Answer with only the number of lines below where "icon" appears.

Stored entries:
>>>>

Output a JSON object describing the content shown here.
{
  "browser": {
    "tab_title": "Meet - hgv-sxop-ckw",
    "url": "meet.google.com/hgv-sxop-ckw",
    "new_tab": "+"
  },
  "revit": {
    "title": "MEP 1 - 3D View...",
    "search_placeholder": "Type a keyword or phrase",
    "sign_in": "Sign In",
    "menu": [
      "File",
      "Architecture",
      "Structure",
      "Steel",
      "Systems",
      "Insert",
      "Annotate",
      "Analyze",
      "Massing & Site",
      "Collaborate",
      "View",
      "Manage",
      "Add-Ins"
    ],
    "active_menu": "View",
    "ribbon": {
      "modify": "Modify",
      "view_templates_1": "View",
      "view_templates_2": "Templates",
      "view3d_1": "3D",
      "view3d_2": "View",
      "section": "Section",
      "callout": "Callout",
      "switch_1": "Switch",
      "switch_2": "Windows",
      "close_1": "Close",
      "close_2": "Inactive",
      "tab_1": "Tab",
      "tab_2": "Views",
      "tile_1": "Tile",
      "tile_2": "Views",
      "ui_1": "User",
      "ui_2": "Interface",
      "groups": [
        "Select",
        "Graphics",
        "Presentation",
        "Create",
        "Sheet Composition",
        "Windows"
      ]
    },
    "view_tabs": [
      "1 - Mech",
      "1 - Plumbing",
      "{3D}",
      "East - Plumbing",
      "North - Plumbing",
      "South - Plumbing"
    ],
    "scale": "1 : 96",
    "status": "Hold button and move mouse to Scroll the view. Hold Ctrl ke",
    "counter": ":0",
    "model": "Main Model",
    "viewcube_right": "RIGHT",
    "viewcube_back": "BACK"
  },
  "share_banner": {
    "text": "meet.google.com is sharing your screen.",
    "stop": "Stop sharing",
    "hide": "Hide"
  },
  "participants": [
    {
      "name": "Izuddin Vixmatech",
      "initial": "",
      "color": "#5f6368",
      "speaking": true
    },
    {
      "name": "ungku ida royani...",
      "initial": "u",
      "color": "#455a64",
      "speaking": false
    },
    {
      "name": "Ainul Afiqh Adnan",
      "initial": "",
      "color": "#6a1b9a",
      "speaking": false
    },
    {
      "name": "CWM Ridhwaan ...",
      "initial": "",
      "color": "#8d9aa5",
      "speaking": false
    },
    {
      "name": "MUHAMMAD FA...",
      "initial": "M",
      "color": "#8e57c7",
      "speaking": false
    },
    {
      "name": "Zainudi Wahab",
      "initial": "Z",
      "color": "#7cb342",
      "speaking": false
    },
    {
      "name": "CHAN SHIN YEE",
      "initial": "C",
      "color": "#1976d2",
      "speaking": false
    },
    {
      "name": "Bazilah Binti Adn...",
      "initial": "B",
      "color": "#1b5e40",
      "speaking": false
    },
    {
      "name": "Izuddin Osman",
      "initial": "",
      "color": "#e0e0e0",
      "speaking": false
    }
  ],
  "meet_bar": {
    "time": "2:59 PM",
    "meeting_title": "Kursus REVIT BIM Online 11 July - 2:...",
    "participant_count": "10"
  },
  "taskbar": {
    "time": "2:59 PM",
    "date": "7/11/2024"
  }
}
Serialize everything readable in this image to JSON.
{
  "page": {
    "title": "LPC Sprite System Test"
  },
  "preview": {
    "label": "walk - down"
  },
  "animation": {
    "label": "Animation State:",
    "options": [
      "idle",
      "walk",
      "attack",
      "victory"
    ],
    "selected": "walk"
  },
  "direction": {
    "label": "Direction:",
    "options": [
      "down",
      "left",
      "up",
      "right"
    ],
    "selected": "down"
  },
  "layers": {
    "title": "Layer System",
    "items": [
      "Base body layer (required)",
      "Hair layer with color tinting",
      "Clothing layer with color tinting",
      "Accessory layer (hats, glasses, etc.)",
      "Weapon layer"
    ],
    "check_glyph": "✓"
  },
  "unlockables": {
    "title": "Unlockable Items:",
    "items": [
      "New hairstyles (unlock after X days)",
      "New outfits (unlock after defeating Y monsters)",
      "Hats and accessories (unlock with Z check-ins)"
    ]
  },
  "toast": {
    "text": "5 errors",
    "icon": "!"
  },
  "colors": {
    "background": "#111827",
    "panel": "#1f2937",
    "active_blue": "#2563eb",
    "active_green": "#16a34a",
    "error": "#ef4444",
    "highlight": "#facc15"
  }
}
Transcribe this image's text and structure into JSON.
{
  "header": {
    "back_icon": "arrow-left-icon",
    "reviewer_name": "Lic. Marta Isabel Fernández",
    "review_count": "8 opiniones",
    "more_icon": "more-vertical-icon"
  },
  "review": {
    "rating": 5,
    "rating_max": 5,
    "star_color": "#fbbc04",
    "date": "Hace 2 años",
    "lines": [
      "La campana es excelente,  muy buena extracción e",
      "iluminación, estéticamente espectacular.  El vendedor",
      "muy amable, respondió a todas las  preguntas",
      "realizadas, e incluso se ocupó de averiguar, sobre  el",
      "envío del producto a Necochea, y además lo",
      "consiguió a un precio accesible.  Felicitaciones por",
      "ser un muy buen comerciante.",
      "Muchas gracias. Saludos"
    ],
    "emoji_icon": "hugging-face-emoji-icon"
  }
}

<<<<

▶ [EXERCISE OUTPUT]: 4